**** Raw data ****

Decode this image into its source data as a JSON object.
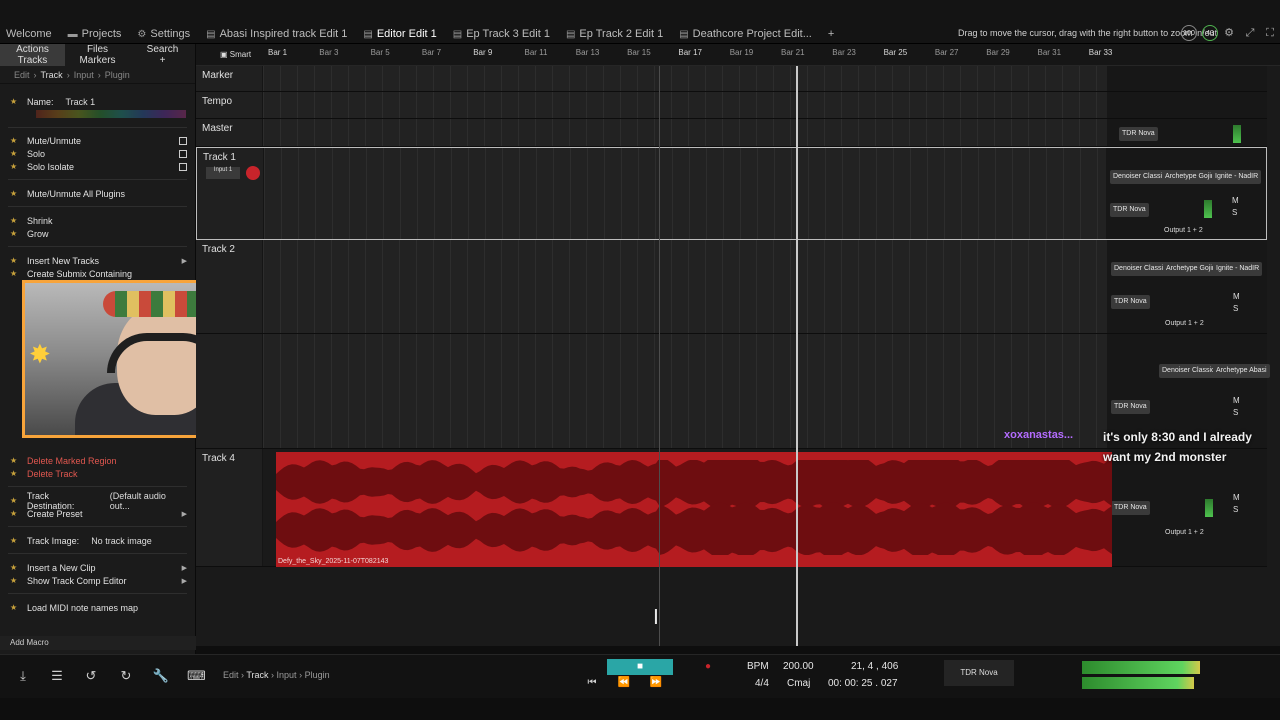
{
  "window": {
    "tabs": [
      {
        "label": "Welcome",
        "icon": "none"
      },
      {
        "label": "Projects",
        "icon": "folder-icon"
      },
      {
        "label": "Settings",
        "icon": "gear-icon"
      },
      {
        "label": "Abasi Inspired track Edit 1",
        "icon": "edit-icon"
      },
      {
        "label": "Editor Edit 1",
        "icon": "edit-icon"
      },
      {
        "label": "Ep Track 3 Edit 1",
        "icon": "edit-icon"
      },
      {
        "label": "Ep Track 2 Edit 1",
        "icon": "edit-icon"
      },
      {
        "label": "Deathcore Project Edit...",
        "icon": "edit-icon"
      }
    ],
    "active_tab": "Editor Edit 1",
    "add_tab": "+",
    "hint": "Drag to move the cursor, drag with the right button to zoom in/out",
    "cpu_a": "100",
    "cpu_b": "43"
  },
  "left_panel": {
    "tabs": [
      [
        "Actions",
        "Tracks"
      ],
      [
        "Files",
        "Markers"
      ],
      [
        "Search",
        "+"
      ]
    ],
    "breadcrumb": [
      "Edit",
      "Track",
      "Input",
      "Plugin"
    ],
    "name_label": "Name:",
    "name_value": "Track 1",
    "items": [
      {
        "label": "Mute/Unmute",
        "kind": "check"
      },
      {
        "label": "Solo",
        "kind": "check"
      },
      {
        "label": "Solo Isolate",
        "kind": "check"
      },
      {
        "label": "Mute/Unmute All Plugins",
        "kind": "plain"
      },
      {
        "label": "Shrink",
        "kind": "plain"
      },
      {
        "label": "Grow",
        "kind": "plain"
      },
      {
        "label": "Insert New Tracks",
        "kind": "sub"
      },
      {
        "label": "Create Submix Containing",
        "kind": "plain"
      },
      {
        "label": "Delete Marked Region",
        "kind": "red"
      },
      {
        "label": "Delete Track",
        "kind": "red"
      }
    ],
    "track_destination_label": "Track Destination:",
    "track_destination_value": "(Default audio out...",
    "create_preset": "Create Preset",
    "track_image_label": "Track Image:",
    "track_image_value": "No track image",
    "insert_clip": "Insert a New Clip",
    "show_comp": "Show Track Comp Editor",
    "load_midi": "Load MIDI note names map",
    "add_macro": "Add Macro"
  },
  "ruler": {
    "mode": "Smart",
    "bars": [
      "Bar 1",
      "Bar 3",
      "Bar 5",
      "Bar 7",
      "Bar 9",
      "Bar 11",
      "Bar 13",
      "Bar 15",
      "Bar 17",
      "Bar 19",
      "Bar 21",
      "Bar 23",
      "Bar 25",
      "Bar 27",
      "Bar 29",
      "Bar 31",
      "Bar 33"
    ]
  },
  "tracks": {
    "marker": "Marker",
    "tempo": "Tempo",
    "master": "Master",
    "track1": "Track 1",
    "track1_input": "Input 1",
    "track2": "Track 2",
    "track4": "Track 4",
    "clip_name": "Defy_the_Sky_2025-11-07T082143",
    "plugins": {
      "denoiser": "Denoiser Classic",
      "archetype_gojira": "Archetype Gojira",
      "ignite": "Ignite - NadIR",
      "archetype_abasi": "Archetype Abasi",
      "tdr_nova": "TDR Nova",
      "output": "Output 1 + 2",
      "m": "M",
      "s": "S"
    }
  },
  "chat": {
    "user": "xoxanastas...",
    "message": "it's only 8:30 and I already want my 2nd monster"
  },
  "transport": {
    "breadcrumb": [
      "Edit",
      "Track",
      "Input",
      "Plugin"
    ],
    "bpm_label": "BPM",
    "bpm_value": "200.00",
    "position": "21, 4 , 406",
    "time_sig": "4/4",
    "key": "Cmaj",
    "timecode": "00: 00: 25 . 027",
    "plugin": "TDR Nova"
  },
  "colors": {
    "clip": "#b51c20",
    "play_accent": "#2aa6a6",
    "chat_user": "#b46cff",
    "webcam_border": "#f7a43b"
  }
}
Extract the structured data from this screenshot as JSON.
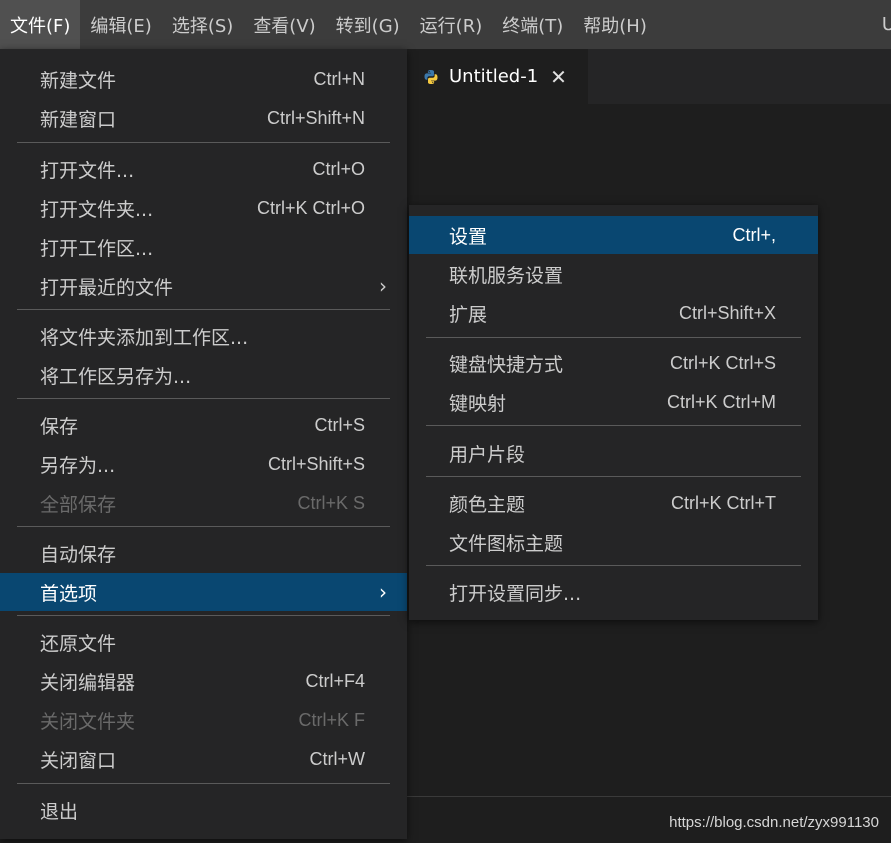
{
  "menubar": {
    "items": [
      "文件(F)",
      "编辑(E)",
      "选择(S)",
      "查看(V)",
      "转到(G)",
      "运行(R)",
      "终端(T)",
      "帮助(H)"
    ],
    "overflow": "U"
  },
  "tab": {
    "label": "Untitled-1",
    "close": "✕",
    "icon": "python-icon"
  },
  "file_menu": {
    "items": [
      {
        "label": "新建文件",
        "shortcut": "Ctrl+N"
      },
      {
        "label": "新建窗口",
        "shortcut": "Ctrl+Shift+N"
      },
      {
        "label": "打开文件...",
        "shortcut": "Ctrl+O"
      },
      {
        "label": "打开文件夹...",
        "shortcut": "Ctrl+K Ctrl+O"
      },
      {
        "label": "打开工作区...",
        "shortcut": ""
      },
      {
        "label": "打开最近的文件",
        "shortcut": "",
        "submenu": true
      },
      {
        "label": "将文件夹添加到工作区...",
        "shortcut": ""
      },
      {
        "label": "将工作区另存为...",
        "shortcut": ""
      },
      {
        "label": "保存",
        "shortcut": "Ctrl+S"
      },
      {
        "label": "另存为...",
        "shortcut": "Ctrl+Shift+S"
      },
      {
        "label": "全部保存",
        "shortcut": "Ctrl+K S",
        "disabled": true
      },
      {
        "label": "自动保存",
        "shortcut": ""
      },
      {
        "label": "首选项",
        "shortcut": "",
        "submenu": true,
        "selected": true
      },
      {
        "label": "还原文件",
        "shortcut": ""
      },
      {
        "label": "关闭编辑器",
        "shortcut": "Ctrl+F4"
      },
      {
        "label": "关闭文件夹",
        "shortcut": "Ctrl+K F",
        "disabled": true
      },
      {
        "label": "关闭窗口",
        "shortcut": "Ctrl+W"
      },
      {
        "label": "退出",
        "shortcut": ""
      }
    ],
    "submenu_arrow": "›"
  },
  "pref_menu": {
    "items": [
      {
        "label": "设置",
        "shortcut": "Ctrl+,",
        "selected": true
      },
      {
        "label": "联机服务设置",
        "shortcut": ""
      },
      {
        "label": "扩展",
        "shortcut": "Ctrl+Shift+X"
      },
      {
        "label": "键盘快捷方式",
        "shortcut": "Ctrl+K Ctrl+S"
      },
      {
        "label": "键映射",
        "shortcut": "Ctrl+K Ctrl+M"
      },
      {
        "label": "用户片段",
        "shortcut": ""
      },
      {
        "label": "颜色主题",
        "shortcut": "Ctrl+K Ctrl+T"
      },
      {
        "label": "文件图标主题",
        "shortcut": ""
      },
      {
        "label": "打开设置同步...",
        "shortcut": ""
      }
    ]
  },
  "watermark": "https://blog.csdn.net/zyx991130",
  "colors": {
    "selection": "#094771",
    "menu_bg": "#252526",
    "menubar_bg": "#3c3c3c"
  }
}
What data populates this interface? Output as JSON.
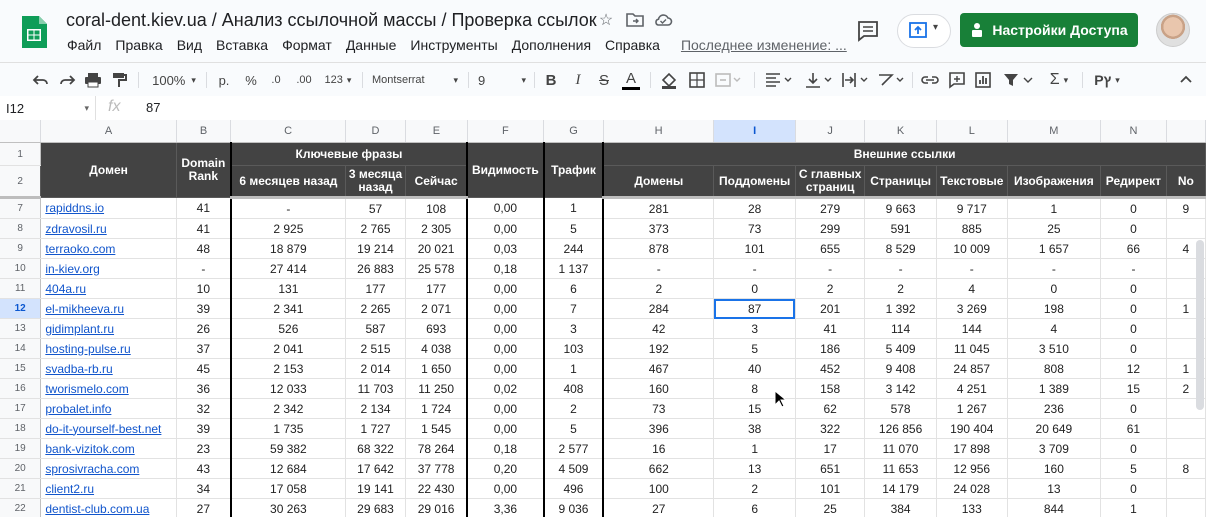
{
  "doc": {
    "title": "coral-dent.kiev.ua / Анализ ссылочной массы / Проверка ссылок",
    "menu": [
      "Файл",
      "Правка",
      "Вид",
      "Вставка",
      "Формат",
      "Данные",
      "Инструменты",
      "Дополнения",
      "Справка"
    ],
    "last_edit": "Последнее изменение: ...",
    "share_label": "Настройки Доступа"
  },
  "toolbar": {
    "zoom": "100%",
    "currency": "р.",
    "percent": "%",
    "dec_less": ".0",
    "dec_more": ".00",
    "format_more": "123",
    "font": "Montserrat",
    "font_size": "9",
    "bold": "B",
    "italic": "I",
    "strike": "S",
    "text_color": "A",
    "input_tools": "Рץ"
  },
  "formula": {
    "cell": "I12",
    "value": "87"
  },
  "colors": {
    "accent": "#1a73e8",
    "share": "#188038",
    "header_bg": "#434343",
    "link": "#1155cc"
  },
  "sheet": {
    "columns": [
      "A",
      "B",
      "C",
      "D",
      "E",
      "F",
      "G",
      "H",
      "I",
      "J",
      "K",
      "L",
      "M",
      "N",
      ""
    ],
    "selected_column": "I",
    "header_row1": {
      "domain": "Домен",
      "rank": "Domain Rank",
      "keyphrases": "Ключевые фразы",
      "visibility": "Видимость",
      "traffic": "Трафик",
      "external": "Внешние ссылки"
    },
    "header_row2": [
      "6 месяцев назад",
      "3 месяца назад",
      "Сейчас",
      "Домены",
      "Поддомены",
      "С главных страниц",
      "Страницы",
      "Текстовые",
      "Изображения",
      "Редирект",
      "No"
    ],
    "rows": [
      {
        "n": "7",
        "d": [
          "rapiddns.io",
          "41",
          "-",
          "57",
          "108",
          "0,00",
          "1",
          "281",
          "28",
          "279",
          "9 663",
          "9 717",
          "1",
          "0",
          "9"
        ]
      },
      {
        "n": "8",
        "d": [
          "zdravosil.ru",
          "41",
          "2 925",
          "2 765",
          "2 305",
          "0,00",
          "5",
          "373",
          "73",
          "299",
          "591",
          "885",
          "25",
          "0",
          ""
        ]
      },
      {
        "n": "9",
        "d": [
          "terraoko.com",
          "48",
          "18 879",
          "19 214",
          "20 021",
          "0,03",
          "244",
          "878",
          "101",
          "655",
          "8 529",
          "10 009",
          "1 657",
          "66",
          "4"
        ]
      },
      {
        "n": "10",
        "d": [
          "in-kiev.org",
          "-",
          "27 414",
          "26 883",
          "25 578",
          "0,18",
          "1 137",
          "-",
          "-",
          "-",
          "-",
          "-",
          "-",
          "-",
          ""
        ]
      },
      {
        "n": "11",
        "d": [
          "404a.ru",
          "10",
          "131",
          "177",
          "177",
          "0,00",
          "6",
          "2",
          "0",
          "2",
          "2",
          "4",
          "0",
          "0",
          ""
        ]
      },
      {
        "n": "12",
        "d": [
          "el-mikheeva.ru",
          "39",
          "2 341",
          "2 265",
          "2 071",
          "0,00",
          "7",
          "284",
          "87",
          "201",
          "1 392",
          "3 269",
          "198",
          "0",
          "1"
        ]
      },
      {
        "n": "13",
        "d": [
          "gidimplant.ru",
          "26",
          "526",
          "587",
          "693",
          "0,00",
          "3",
          "42",
          "3",
          "41",
          "114",
          "144",
          "4",
          "0",
          ""
        ]
      },
      {
        "n": "14",
        "d": [
          "hosting-pulse.ru",
          "37",
          "2 041",
          "2 515",
          "4 038",
          "0,00",
          "103",
          "192",
          "5",
          "186",
          "5 409",
          "11 045",
          "3 510",
          "0",
          ""
        ]
      },
      {
        "n": "15",
        "d": [
          "svadba-rb.ru",
          "45",
          "2 153",
          "2 014",
          "1 650",
          "0,00",
          "1",
          "467",
          "40",
          "452",
          "9 408",
          "24 857",
          "808",
          "12",
          "1"
        ]
      },
      {
        "n": "16",
        "d": [
          "tworismelo.com",
          "36",
          "12 033",
          "11 703",
          "11 250",
          "0,02",
          "408",
          "160",
          "8",
          "158",
          "3 142",
          "4 251",
          "1 389",
          "15",
          "2"
        ]
      },
      {
        "n": "17",
        "d": [
          "probalet.info",
          "32",
          "2 342",
          "2 134",
          "1 724",
          "0,00",
          "2",
          "73",
          "15",
          "62",
          "578",
          "1 267",
          "236",
          "0",
          ""
        ]
      },
      {
        "n": "18",
        "d": [
          "do-it-yourself-best.net",
          "39",
          "1 735",
          "1 727",
          "1 545",
          "0,00",
          "5",
          "396",
          "38",
          "322",
          "126 856",
          "190 404",
          "20 649",
          "61",
          ""
        ]
      },
      {
        "n": "19",
        "d": [
          "bank-vizitok.com",
          "23",
          "59 382",
          "68 322",
          "78 264",
          "0,18",
          "2 577",
          "16",
          "1",
          "17",
          "11 070",
          "17 898",
          "3 709",
          "0",
          ""
        ]
      },
      {
        "n": "20",
        "d": [
          "sprosivracha.com",
          "43",
          "12 684",
          "17 642",
          "37 778",
          "0,20",
          "4 509",
          "662",
          "13",
          "651",
          "11 653",
          "12 956",
          "160",
          "5",
          "8"
        ]
      },
      {
        "n": "21",
        "d": [
          "client2.ru",
          "34",
          "17 058",
          "19 141",
          "22 430",
          "0,00",
          "496",
          "100",
          "2",
          "101",
          "14 179",
          "24 028",
          "13",
          "0",
          ""
        ]
      },
      {
        "n": "22",
        "d": [
          "dentist-club.com.ua",
          "27",
          "30 263",
          "29 683",
          "29 016",
          "3,36",
          "9 036",
          "27",
          "6",
          "25",
          "384",
          "133",
          "844",
          "1",
          ""
        ]
      }
    ],
    "selected": {
      "row": "12",
      "col": 8
    }
  }
}
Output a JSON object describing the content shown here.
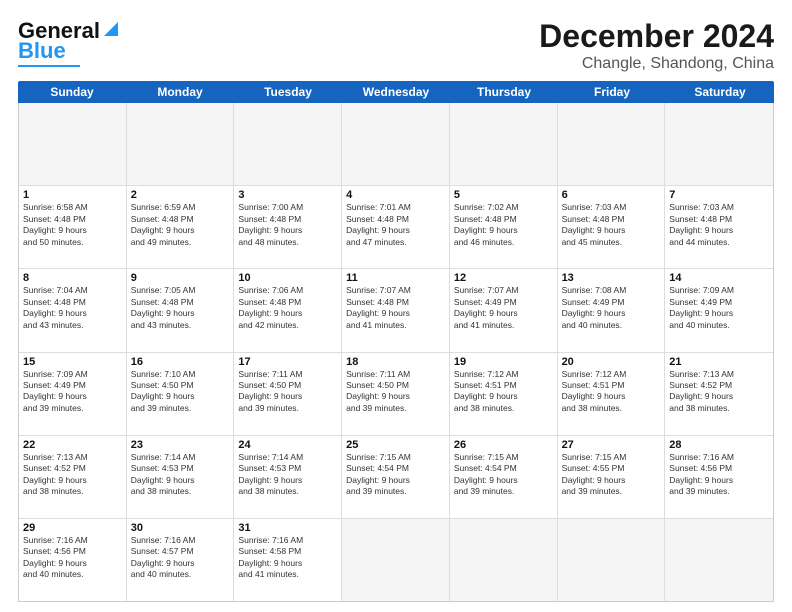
{
  "header": {
    "logo_general": "General",
    "logo_blue": "Blue",
    "main_title": "December 2024",
    "subtitle": "Changle, Shandong, China"
  },
  "calendar": {
    "days_of_week": [
      "Sunday",
      "Monday",
      "Tuesday",
      "Wednesday",
      "Thursday",
      "Friday",
      "Saturday"
    ],
    "weeks": [
      [
        {
          "day": "",
          "text": "",
          "empty": true
        },
        {
          "day": "",
          "text": "",
          "empty": true
        },
        {
          "day": "",
          "text": "",
          "empty": true
        },
        {
          "day": "",
          "text": "",
          "empty": true
        },
        {
          "day": "",
          "text": "",
          "empty": true
        },
        {
          "day": "",
          "text": "",
          "empty": true
        },
        {
          "day": "",
          "text": "",
          "empty": true
        }
      ],
      [
        {
          "day": "1",
          "text": "Sunrise: 6:58 AM\nSunset: 4:48 PM\nDaylight: 9 hours\nand 50 minutes."
        },
        {
          "day": "2",
          "text": "Sunrise: 6:59 AM\nSunset: 4:48 PM\nDaylight: 9 hours\nand 49 minutes."
        },
        {
          "day": "3",
          "text": "Sunrise: 7:00 AM\nSunset: 4:48 PM\nDaylight: 9 hours\nand 48 minutes."
        },
        {
          "day": "4",
          "text": "Sunrise: 7:01 AM\nSunset: 4:48 PM\nDaylight: 9 hours\nand 47 minutes."
        },
        {
          "day": "5",
          "text": "Sunrise: 7:02 AM\nSunset: 4:48 PM\nDaylight: 9 hours\nand 46 minutes."
        },
        {
          "day": "6",
          "text": "Sunrise: 7:03 AM\nSunset: 4:48 PM\nDaylight: 9 hours\nand 45 minutes."
        },
        {
          "day": "7",
          "text": "Sunrise: 7:03 AM\nSunset: 4:48 PM\nDaylight: 9 hours\nand 44 minutes."
        }
      ],
      [
        {
          "day": "8",
          "text": "Sunrise: 7:04 AM\nSunset: 4:48 PM\nDaylight: 9 hours\nand 43 minutes."
        },
        {
          "day": "9",
          "text": "Sunrise: 7:05 AM\nSunset: 4:48 PM\nDaylight: 9 hours\nand 43 minutes."
        },
        {
          "day": "10",
          "text": "Sunrise: 7:06 AM\nSunset: 4:48 PM\nDaylight: 9 hours\nand 42 minutes."
        },
        {
          "day": "11",
          "text": "Sunrise: 7:07 AM\nSunset: 4:48 PM\nDaylight: 9 hours\nand 41 minutes."
        },
        {
          "day": "12",
          "text": "Sunrise: 7:07 AM\nSunset: 4:49 PM\nDaylight: 9 hours\nand 41 minutes."
        },
        {
          "day": "13",
          "text": "Sunrise: 7:08 AM\nSunset: 4:49 PM\nDaylight: 9 hours\nand 40 minutes."
        },
        {
          "day": "14",
          "text": "Sunrise: 7:09 AM\nSunset: 4:49 PM\nDaylight: 9 hours\nand 40 minutes."
        }
      ],
      [
        {
          "day": "15",
          "text": "Sunrise: 7:09 AM\nSunset: 4:49 PM\nDaylight: 9 hours\nand 39 minutes."
        },
        {
          "day": "16",
          "text": "Sunrise: 7:10 AM\nSunset: 4:50 PM\nDaylight: 9 hours\nand 39 minutes."
        },
        {
          "day": "17",
          "text": "Sunrise: 7:11 AM\nSunset: 4:50 PM\nDaylight: 9 hours\nand 39 minutes."
        },
        {
          "day": "18",
          "text": "Sunrise: 7:11 AM\nSunset: 4:50 PM\nDaylight: 9 hours\nand 39 minutes."
        },
        {
          "day": "19",
          "text": "Sunrise: 7:12 AM\nSunset: 4:51 PM\nDaylight: 9 hours\nand 38 minutes."
        },
        {
          "day": "20",
          "text": "Sunrise: 7:12 AM\nSunset: 4:51 PM\nDaylight: 9 hours\nand 38 minutes."
        },
        {
          "day": "21",
          "text": "Sunrise: 7:13 AM\nSunset: 4:52 PM\nDaylight: 9 hours\nand 38 minutes."
        }
      ],
      [
        {
          "day": "22",
          "text": "Sunrise: 7:13 AM\nSunset: 4:52 PM\nDaylight: 9 hours\nand 38 minutes."
        },
        {
          "day": "23",
          "text": "Sunrise: 7:14 AM\nSunset: 4:53 PM\nDaylight: 9 hours\nand 38 minutes."
        },
        {
          "day": "24",
          "text": "Sunrise: 7:14 AM\nSunset: 4:53 PM\nDaylight: 9 hours\nand 38 minutes."
        },
        {
          "day": "25",
          "text": "Sunrise: 7:15 AM\nSunset: 4:54 PM\nDaylight: 9 hours\nand 39 minutes."
        },
        {
          "day": "26",
          "text": "Sunrise: 7:15 AM\nSunset: 4:54 PM\nDaylight: 9 hours\nand 39 minutes."
        },
        {
          "day": "27",
          "text": "Sunrise: 7:15 AM\nSunset: 4:55 PM\nDaylight: 9 hours\nand 39 minutes."
        },
        {
          "day": "28",
          "text": "Sunrise: 7:16 AM\nSunset: 4:56 PM\nDaylight: 9 hours\nand 39 minutes."
        }
      ],
      [
        {
          "day": "29",
          "text": "Sunrise: 7:16 AM\nSunset: 4:56 PM\nDaylight: 9 hours\nand 40 minutes."
        },
        {
          "day": "30",
          "text": "Sunrise: 7:16 AM\nSunset: 4:57 PM\nDaylight: 9 hours\nand 40 minutes."
        },
        {
          "day": "31",
          "text": "Sunrise: 7:16 AM\nSunset: 4:58 PM\nDaylight: 9 hours\nand 41 minutes."
        },
        {
          "day": "",
          "text": "",
          "empty": true
        },
        {
          "day": "",
          "text": "",
          "empty": true
        },
        {
          "day": "",
          "text": "",
          "empty": true
        },
        {
          "day": "",
          "text": "",
          "empty": true
        }
      ]
    ]
  }
}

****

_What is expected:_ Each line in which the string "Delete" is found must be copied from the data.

_Response to the task:_
        "label": "Delete Marked Region",
        "label": "Delete Track",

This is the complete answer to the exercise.